Exercise instructions ->
Report how many lines in the data include the string "やること", and add nothing else.

Information ->
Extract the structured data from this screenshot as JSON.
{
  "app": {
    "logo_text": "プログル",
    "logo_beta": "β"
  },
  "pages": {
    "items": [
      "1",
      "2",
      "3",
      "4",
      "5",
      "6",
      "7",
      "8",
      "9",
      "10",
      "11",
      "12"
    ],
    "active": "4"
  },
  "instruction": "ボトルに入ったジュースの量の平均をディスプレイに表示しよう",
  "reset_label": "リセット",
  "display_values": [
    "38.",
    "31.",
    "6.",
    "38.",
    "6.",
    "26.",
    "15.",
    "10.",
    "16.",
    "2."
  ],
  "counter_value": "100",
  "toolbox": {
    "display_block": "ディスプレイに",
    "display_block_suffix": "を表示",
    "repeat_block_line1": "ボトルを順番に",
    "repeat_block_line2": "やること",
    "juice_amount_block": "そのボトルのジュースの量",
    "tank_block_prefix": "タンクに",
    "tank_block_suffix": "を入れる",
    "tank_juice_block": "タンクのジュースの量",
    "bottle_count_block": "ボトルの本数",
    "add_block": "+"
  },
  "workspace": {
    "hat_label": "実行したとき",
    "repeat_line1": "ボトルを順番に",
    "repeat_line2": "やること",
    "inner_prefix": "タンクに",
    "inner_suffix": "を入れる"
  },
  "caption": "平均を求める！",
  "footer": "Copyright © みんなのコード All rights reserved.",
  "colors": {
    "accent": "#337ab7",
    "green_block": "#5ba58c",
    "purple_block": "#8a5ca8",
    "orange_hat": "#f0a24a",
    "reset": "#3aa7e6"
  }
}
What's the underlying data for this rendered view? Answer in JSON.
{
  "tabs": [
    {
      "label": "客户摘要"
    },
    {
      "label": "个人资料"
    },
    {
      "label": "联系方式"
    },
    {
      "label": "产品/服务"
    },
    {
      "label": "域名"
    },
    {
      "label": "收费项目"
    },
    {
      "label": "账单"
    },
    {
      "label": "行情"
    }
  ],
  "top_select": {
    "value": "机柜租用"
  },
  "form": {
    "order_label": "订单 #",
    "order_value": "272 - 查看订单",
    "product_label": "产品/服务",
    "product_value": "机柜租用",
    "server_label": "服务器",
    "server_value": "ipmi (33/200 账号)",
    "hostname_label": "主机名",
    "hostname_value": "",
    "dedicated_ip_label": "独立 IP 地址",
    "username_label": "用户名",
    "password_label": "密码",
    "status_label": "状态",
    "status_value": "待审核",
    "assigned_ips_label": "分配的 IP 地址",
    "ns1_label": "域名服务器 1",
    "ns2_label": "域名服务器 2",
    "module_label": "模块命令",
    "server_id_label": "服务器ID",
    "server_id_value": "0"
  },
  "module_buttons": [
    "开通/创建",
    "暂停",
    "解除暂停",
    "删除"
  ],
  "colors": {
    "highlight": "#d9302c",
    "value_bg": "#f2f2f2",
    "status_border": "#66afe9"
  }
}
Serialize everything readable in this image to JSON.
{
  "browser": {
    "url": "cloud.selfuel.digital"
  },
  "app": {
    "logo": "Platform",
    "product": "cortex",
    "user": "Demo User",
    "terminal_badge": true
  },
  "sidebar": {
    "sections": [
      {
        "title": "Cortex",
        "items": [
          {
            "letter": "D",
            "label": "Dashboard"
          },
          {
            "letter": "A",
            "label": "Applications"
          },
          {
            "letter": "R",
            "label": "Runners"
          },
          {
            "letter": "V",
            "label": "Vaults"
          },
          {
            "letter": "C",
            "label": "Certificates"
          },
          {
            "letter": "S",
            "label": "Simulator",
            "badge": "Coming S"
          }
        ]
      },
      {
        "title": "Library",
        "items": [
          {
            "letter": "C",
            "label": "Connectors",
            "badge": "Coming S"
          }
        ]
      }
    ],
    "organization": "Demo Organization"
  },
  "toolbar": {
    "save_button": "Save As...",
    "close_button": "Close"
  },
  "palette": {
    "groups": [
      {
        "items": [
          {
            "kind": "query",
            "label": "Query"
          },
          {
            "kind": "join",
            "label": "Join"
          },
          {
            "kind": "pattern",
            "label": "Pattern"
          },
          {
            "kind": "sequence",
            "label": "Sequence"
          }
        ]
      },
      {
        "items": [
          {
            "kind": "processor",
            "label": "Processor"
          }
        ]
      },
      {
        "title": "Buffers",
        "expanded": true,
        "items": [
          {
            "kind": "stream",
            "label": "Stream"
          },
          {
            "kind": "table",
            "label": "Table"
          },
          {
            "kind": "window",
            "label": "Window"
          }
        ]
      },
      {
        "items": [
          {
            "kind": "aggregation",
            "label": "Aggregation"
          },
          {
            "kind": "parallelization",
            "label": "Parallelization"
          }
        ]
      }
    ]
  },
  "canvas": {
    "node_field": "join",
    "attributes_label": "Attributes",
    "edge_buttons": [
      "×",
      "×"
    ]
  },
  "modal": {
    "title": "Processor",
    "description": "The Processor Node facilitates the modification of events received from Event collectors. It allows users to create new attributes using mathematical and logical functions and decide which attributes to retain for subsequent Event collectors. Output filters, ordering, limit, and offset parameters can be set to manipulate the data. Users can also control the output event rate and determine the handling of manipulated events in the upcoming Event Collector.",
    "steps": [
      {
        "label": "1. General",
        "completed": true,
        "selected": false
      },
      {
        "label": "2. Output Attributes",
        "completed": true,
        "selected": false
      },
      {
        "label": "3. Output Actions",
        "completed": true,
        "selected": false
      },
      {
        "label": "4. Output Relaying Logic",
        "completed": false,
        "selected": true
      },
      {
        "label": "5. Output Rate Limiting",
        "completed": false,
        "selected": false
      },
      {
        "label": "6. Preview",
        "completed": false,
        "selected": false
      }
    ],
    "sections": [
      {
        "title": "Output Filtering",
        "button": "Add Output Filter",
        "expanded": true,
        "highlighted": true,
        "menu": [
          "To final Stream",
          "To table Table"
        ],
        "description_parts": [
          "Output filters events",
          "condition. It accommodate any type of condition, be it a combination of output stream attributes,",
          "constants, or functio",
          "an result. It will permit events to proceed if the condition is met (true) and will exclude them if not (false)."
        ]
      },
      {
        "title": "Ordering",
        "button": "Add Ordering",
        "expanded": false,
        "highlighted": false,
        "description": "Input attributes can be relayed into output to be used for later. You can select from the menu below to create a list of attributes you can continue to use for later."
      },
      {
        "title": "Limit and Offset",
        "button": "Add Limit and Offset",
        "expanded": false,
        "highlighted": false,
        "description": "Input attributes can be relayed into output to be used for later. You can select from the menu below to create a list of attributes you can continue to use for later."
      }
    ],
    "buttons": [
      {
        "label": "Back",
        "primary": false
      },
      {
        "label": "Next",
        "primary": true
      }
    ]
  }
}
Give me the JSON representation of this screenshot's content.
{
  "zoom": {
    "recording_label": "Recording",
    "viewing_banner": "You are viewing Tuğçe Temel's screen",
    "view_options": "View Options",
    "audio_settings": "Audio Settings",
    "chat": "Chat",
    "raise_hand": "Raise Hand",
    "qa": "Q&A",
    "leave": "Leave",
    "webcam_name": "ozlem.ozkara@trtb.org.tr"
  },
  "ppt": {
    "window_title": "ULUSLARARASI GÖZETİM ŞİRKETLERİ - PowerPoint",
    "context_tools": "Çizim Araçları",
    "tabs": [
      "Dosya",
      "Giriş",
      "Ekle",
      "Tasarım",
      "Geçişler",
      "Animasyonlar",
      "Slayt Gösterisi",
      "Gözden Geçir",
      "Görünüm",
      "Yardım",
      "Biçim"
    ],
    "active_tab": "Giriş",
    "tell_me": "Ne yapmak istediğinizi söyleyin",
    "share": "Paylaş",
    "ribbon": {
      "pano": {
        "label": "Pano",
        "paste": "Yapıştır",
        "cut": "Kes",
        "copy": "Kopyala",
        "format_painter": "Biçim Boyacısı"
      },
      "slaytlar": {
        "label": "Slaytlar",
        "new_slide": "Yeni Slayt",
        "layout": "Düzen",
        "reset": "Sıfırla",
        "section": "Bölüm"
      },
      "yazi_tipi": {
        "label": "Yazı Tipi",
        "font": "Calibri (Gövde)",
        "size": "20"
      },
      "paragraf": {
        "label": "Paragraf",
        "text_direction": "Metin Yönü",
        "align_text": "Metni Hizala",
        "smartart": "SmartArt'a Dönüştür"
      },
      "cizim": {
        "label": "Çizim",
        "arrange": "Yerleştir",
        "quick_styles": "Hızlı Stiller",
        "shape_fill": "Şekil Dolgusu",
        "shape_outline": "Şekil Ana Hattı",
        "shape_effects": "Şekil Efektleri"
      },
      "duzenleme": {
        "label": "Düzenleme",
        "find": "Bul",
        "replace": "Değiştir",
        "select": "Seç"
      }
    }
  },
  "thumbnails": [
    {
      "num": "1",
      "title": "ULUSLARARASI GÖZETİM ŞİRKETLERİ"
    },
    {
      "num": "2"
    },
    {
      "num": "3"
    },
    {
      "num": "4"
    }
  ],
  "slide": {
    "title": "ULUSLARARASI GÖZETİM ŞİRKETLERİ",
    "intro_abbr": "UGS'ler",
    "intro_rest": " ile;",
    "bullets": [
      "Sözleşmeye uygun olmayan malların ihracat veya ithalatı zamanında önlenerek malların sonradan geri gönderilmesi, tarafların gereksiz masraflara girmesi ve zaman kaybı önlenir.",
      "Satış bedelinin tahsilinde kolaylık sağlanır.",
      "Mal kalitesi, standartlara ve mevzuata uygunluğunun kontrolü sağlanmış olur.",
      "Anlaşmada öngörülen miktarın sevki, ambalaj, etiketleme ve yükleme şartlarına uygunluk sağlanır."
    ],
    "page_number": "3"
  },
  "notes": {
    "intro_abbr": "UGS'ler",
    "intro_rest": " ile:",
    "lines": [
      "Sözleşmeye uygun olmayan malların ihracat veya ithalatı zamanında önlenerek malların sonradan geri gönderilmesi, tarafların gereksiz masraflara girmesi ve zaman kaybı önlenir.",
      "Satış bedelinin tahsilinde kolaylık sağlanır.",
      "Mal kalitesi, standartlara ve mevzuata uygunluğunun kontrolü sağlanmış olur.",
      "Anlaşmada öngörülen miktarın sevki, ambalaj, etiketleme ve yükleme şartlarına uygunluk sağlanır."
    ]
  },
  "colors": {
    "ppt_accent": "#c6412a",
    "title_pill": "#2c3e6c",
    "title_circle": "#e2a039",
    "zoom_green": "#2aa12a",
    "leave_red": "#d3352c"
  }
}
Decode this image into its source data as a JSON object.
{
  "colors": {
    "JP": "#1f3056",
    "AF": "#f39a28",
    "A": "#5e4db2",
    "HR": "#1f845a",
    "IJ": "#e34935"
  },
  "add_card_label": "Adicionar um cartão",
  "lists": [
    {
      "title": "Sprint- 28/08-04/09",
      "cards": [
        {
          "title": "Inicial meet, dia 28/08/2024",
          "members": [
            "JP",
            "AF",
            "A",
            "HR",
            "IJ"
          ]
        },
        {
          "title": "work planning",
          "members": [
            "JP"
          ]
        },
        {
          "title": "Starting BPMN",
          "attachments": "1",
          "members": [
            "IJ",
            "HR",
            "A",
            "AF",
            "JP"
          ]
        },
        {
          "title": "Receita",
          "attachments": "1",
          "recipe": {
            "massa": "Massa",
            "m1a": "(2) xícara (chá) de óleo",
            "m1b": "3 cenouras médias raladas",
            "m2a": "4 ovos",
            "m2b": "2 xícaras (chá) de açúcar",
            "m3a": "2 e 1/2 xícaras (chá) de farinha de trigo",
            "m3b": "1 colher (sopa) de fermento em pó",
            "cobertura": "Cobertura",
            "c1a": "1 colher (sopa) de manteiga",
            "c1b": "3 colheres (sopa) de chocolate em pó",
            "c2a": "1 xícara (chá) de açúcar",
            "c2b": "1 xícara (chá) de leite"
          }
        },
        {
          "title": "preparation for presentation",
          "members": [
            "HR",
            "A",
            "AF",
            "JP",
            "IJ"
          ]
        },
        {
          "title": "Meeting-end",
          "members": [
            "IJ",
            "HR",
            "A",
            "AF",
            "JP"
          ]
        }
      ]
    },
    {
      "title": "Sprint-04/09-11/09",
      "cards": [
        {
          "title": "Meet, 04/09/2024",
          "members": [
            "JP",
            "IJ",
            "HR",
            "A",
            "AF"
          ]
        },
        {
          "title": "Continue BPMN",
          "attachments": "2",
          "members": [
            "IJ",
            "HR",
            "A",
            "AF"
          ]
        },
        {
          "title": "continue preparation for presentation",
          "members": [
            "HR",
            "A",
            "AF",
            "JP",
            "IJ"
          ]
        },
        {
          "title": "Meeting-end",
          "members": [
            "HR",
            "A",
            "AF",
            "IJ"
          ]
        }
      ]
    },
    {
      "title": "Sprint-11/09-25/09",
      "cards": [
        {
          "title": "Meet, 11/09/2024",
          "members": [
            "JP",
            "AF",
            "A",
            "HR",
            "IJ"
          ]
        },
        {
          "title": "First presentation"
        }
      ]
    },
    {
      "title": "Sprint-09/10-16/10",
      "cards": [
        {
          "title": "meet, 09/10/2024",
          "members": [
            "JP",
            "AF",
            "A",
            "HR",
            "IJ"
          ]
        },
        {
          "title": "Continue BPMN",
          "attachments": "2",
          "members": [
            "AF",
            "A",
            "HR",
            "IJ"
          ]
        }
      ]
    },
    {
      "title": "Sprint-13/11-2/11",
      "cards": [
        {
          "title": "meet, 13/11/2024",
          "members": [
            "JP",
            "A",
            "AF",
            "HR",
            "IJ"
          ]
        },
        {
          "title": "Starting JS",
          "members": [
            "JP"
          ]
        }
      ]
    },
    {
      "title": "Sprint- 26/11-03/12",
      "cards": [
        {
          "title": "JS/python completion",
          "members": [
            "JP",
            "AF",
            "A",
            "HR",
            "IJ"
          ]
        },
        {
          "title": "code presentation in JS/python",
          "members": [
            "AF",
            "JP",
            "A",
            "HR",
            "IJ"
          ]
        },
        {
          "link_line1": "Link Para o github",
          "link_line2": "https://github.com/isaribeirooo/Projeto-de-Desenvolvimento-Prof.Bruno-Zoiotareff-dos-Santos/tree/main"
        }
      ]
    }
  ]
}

Your response ->
2